For a while, when night came, Popcorn didn’t even try to get on the roost, she just went straight to the safety of a low nesting box. That’s where I’d sleep anyway if I was a chicken…balancing on a bar all night sounds dreadful.
By New Years Eve Popcorn seemed to be back to her old self except for her balance issue but she was learning to readjust her movement as needed. She was even able to start sleeping on the roost again with her friends.
It’s now been almost six weeks since the hawk attack and I’m so happy to report that Popcorn has made a full recovery:
The crazy thing is that before Popcorn’s hawk attack she was mostly black…in fact it was often hard to tell her and our other Mottled Cochin apart! And now all of her new feathers have grown back in white! She’s has completely changed colors:
I’m glad we named her Popcorn and not Ink or Pepper:
The hawk is still around and I don’t think it’s going anywhere so the chickens have been staying in their run unless one of us is outside with them. They are pretty content with all the attention we give them. I’m just glad Popcorn is still here! It was the best Christmas present ever.
You can read more chicken stories here if you are interested in the personalities of chickens. They are pretty fascinating…at least I think so.
June K says
I’m so sorry to hear of your other chickens and Popcorn but I’m glad to hear Popcorn is doing so much better. i wonder if the stress of the entire thing has made Popcorn go white – you know how they say stress can turn human’s hair gray. I know this was a long blog post for you. TFS. I enjoyed reading all of it.
Linda Reed says
I have missed you on Facebook and not seeing your blog in my mailbox for sometime. I’m sorry about your chickens. One of mine took off up the road a a couple days ago for quite a long walk about. A neighbor stopped by to tell us a hawk got her. We have vultures that roost in the woods at the back of our property. I have seen at least 50 or more sitting on the fence around the back property. Kind of an intimidating site. Anyway we don’t usually see the hawks over our property and I figure they avoid the vultures. Anyway great to see your post. Glad Popcorn is back up to snuff. She is a beautiful chicken.
Oh! That is a wonderful Christmas present, she is beautiful and such a heart warming story. Started my button project, best blog ever.
Carol Goodman says
You are a wonderful chicken mother! So glad she recovered.
Daniel & Regina McGrath says
You’re an Angel ???? white feathers are her Angel Wings. I admire You and Your Tender Generous Heart! God is Smiling down You and Your Family. Our Condolences go out to you all with passing of your sweet precious doggie and Your other chicken from 2017???? We miss you. Palm Desert isn’t the same. You all have better quality of life in your new state. Sending Prayers and Hugs. Danny and I think of you every time we drive by Grapevine house. I wanted to meet you before you left. Do you and your family ever made it out to desert?. He is one of your Facebook friends. I’m Not on any social media. Take care. Sincerely, Regina

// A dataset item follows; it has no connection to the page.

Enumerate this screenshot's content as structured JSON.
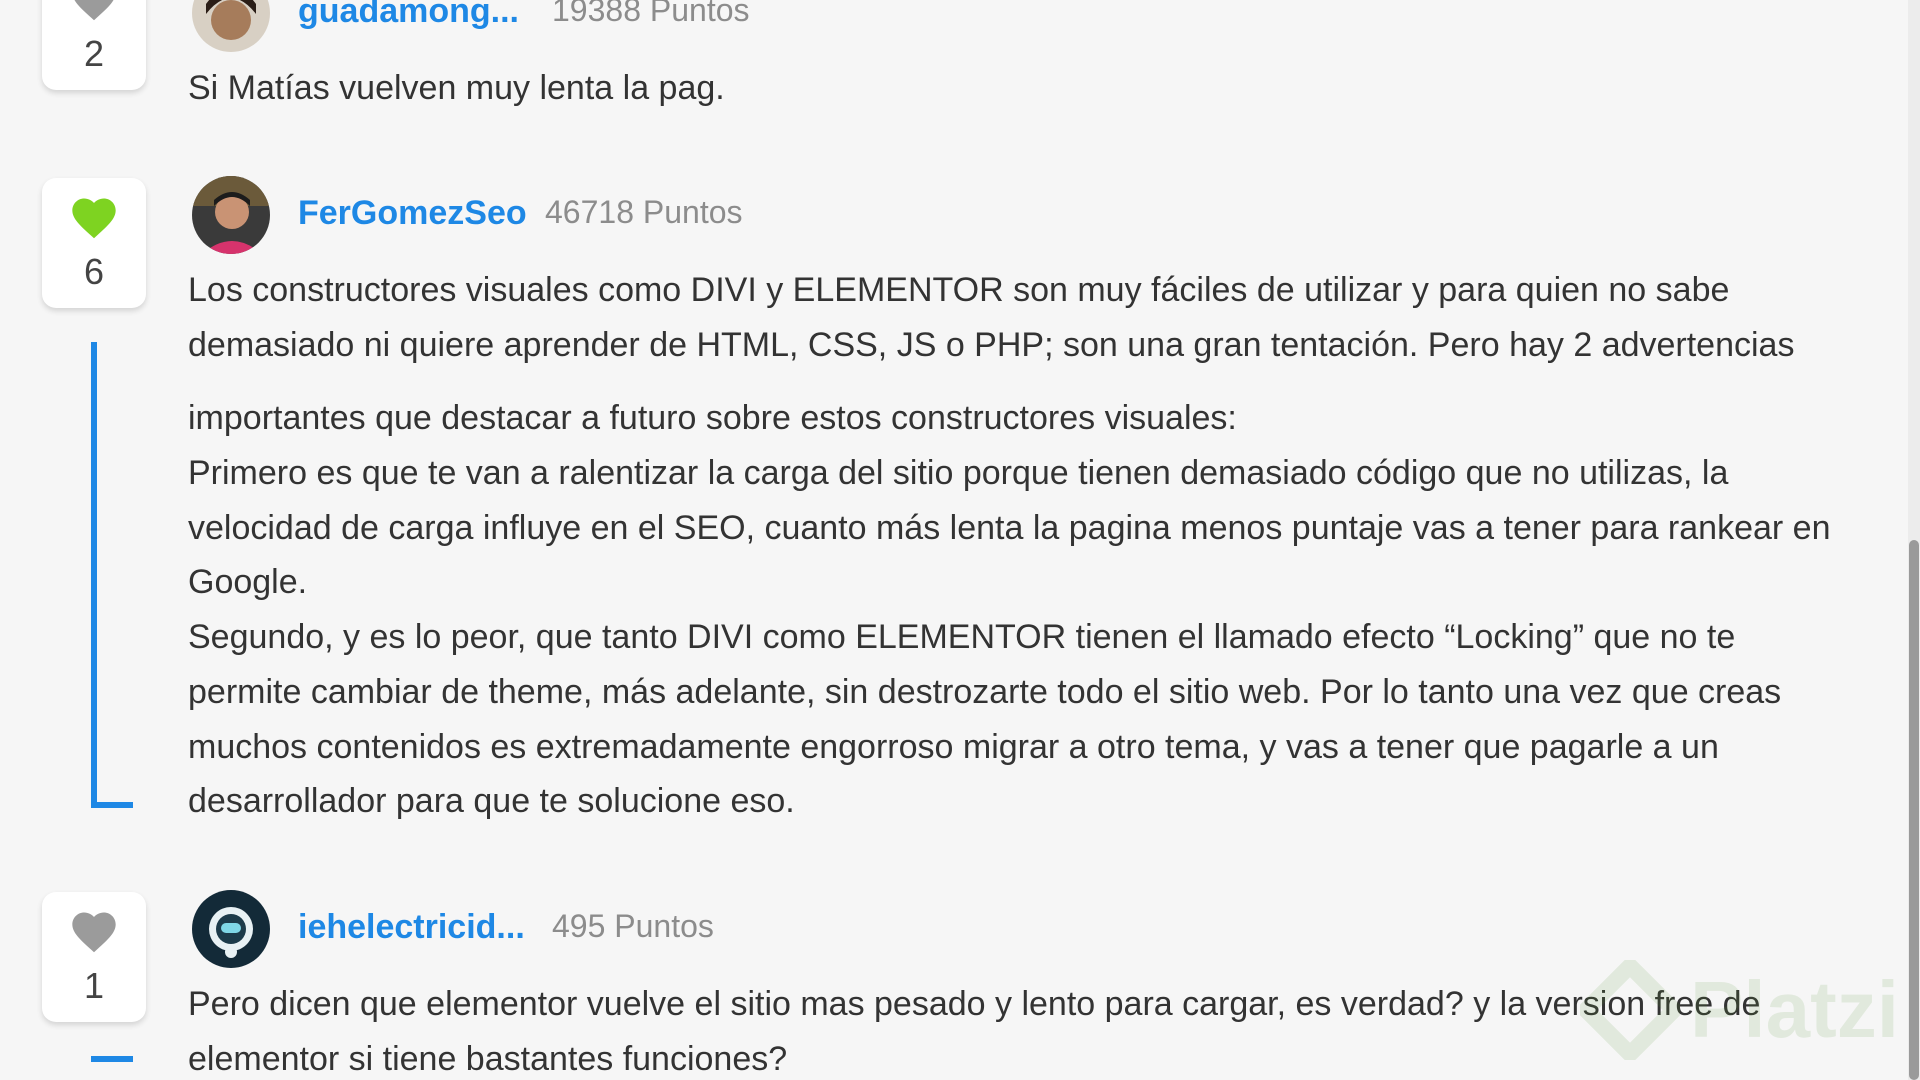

Jennifer Fairbanks says
I am so glad Popcorn is ok! I don’t have chickens but my daughter does. She has lost a few to different things. She had some quail that she loved. She went out one morning before work to find the bodies but no heads attached. She called me devastated. Animals, whether covered in fur or feathers or neither, are loved family members. I am so sorry you lost some but again, glad that Popcorn is doing ok
Jennifer, the same thing happened to my brother…Went to bed and had 12 chickens, woke up and had 2 left…no heads and no blood, very strange, apparently foxes do that? They were enclosed, too. So sad.
Loved your chicken stories, make me want to have some too 😀
I’m so glad Popcorn made full recovery, and it’s so funny that she changed colors! ahah